The terms content marketing and brand journalism are often used interchangeably, which makes it confusing for a lot of people in the marketing industry. In this article, we will shed light on the disparities between content marketing and brand journalism, emphasizing the significance of grasping these differences. To understand better, we will provide clear definitions without resorting to unnecessary jargon, and conduct a thorough analysis of each concept.
Let us begin by addressing a common question that frequently arises among us, the creators of editorial content: What exactly constitutes content?
Content includes different types of consumable media, ranging from written text, photos, videos, GIFs, infographics, and podcasts, to complete magazines or brochures. As you know, content is what captivates and engages audiences.
Marketing, on the other hand, is always a talk of the town in the business world that you probably don’t need a definition. But, for those who don’t know, marketing includes all the processes you undergo to bring your product to the market. It can involve designing a beautiful packaging to pique your customers’ attention or sending specialized emails to inform potential buyers about your offerings. In conclusion, marketing’s ultimate goal is to sell a product or service.
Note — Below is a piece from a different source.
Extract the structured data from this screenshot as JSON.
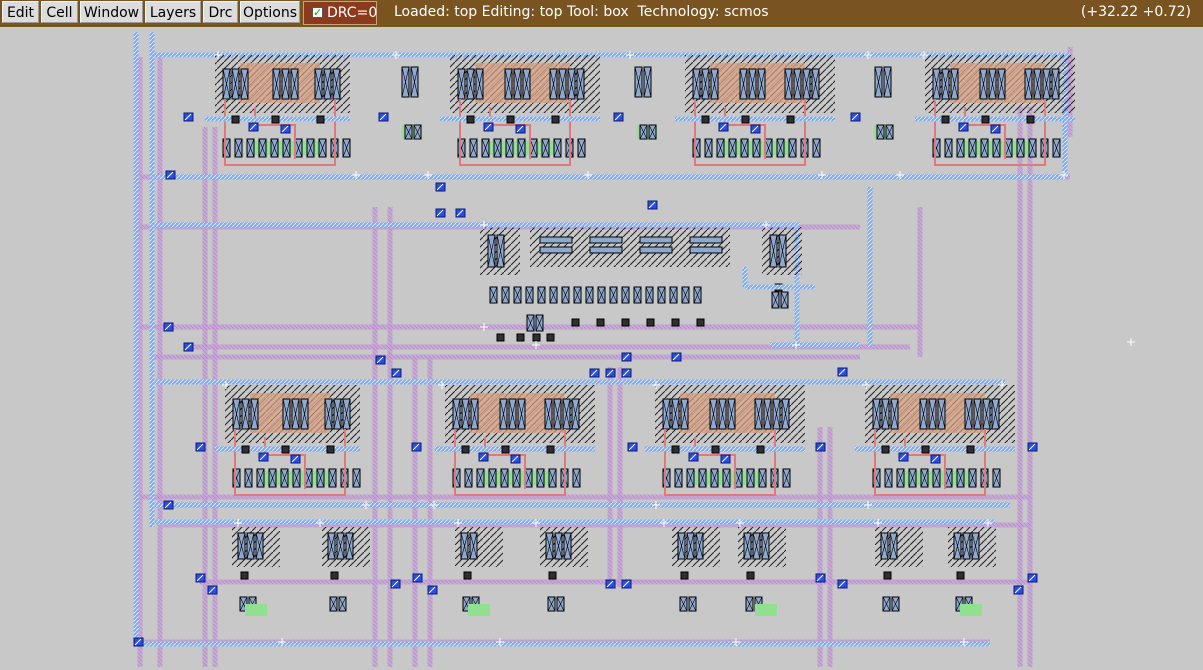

Therefore, combining these definitions logically leads us to content marketing: the utilization of content (consumable media) to accomplish your marketing objectives (such as selling your product or service). A lot of companies that offer Sydney-based SEO services often include content marketing in their strategies.
Let’s dive right into the concept of brands. Essentially, a brand encompasses anything that evokes an opinion, an image, or a perception. It can refer to individuals, groups, or companies. In simple terms, if something conveys a message about itself and projects a specific image that allows for identification and categorization, it can be considered a brand.
The “brand” is essentially an external marker of categorization. As people, we are naturally more inclined to categorize almost everything due to a variety of psychological and sociological reasons. We instinctively look for indicators to classify others because it brings a sense of order to the world. From the clothes we wear to the pictures we share and the people we associate with, our daily actions and external appearances provide others with an understanding of our “category”—the group we belong to—and beyond that, an insight into our identity and values.
Applying this logic to companies, we arrive at a modern understanding of “brands.” Through the content they share and the messages they convey, we can comprehend who they are and what they prioritize.
Now, let’s consider journalism. When you hear the term “journalism,” you may envision a reporter standing amidst a crowd during a demonstration, the weekly column you read in the newspaper, articles enjoyed on the beach, the voice that updates you on global events during your commute, or a series of photos that capture an event. All of these examples exemplify journalism because they share a common creator: the journalist. A journalist is a trained professional who produces “newsworthy” content in line with the ethical standards of the profession, such as relying on facts, and credible sources, and serving the public good.
Newsworthy content pertains to anything that affects public well-being (e.g., a change in political leadership or the implementation of a new law), is of public interest (ranging from heroic stories to the launch of a new public transportation line), or has an impact on a specific group (such as new aircraft for travel enthusiasts or a book release for avid readers). By nature, these stories are exceptional and impactful, created to captivate audiences and maintain their attention.
Combining these two definitions creates a new objective. The brand, functioning as an image projection machine judged based on its actions and shared content, employs journalism as a deliberate and transparent approach to demonstrate what it cares about. In contrary to content marketing, its purpose is to let customers understand the essence of the brand they are doing business with by providing a clear reflection of the brand’s goals that goes beyond its products or services.
Why is it important to distinguish between content marketing and brand journalism?
Differentiating between content marketing and brand journalism is crucial for effectively structuring your communication and content strategy. Both product sales and brand image play vital roles in your overall marketing efforts. Content marketing focuses on contextualizing and explaining the features and benefits of your product or service, while brand journalism adds personality and depth to your brand.
Customers today seek a holistic understanding of a brand. They want to see both the informative side that highlights product features and the authentic side that showcases the brand’s personality and values. By recognizing the distinction between content marketing and brand journalism, you can develop a well-rounded approach that meets these customer expectations, enhances your brand’s appeal, and drives successful marketing outcomes.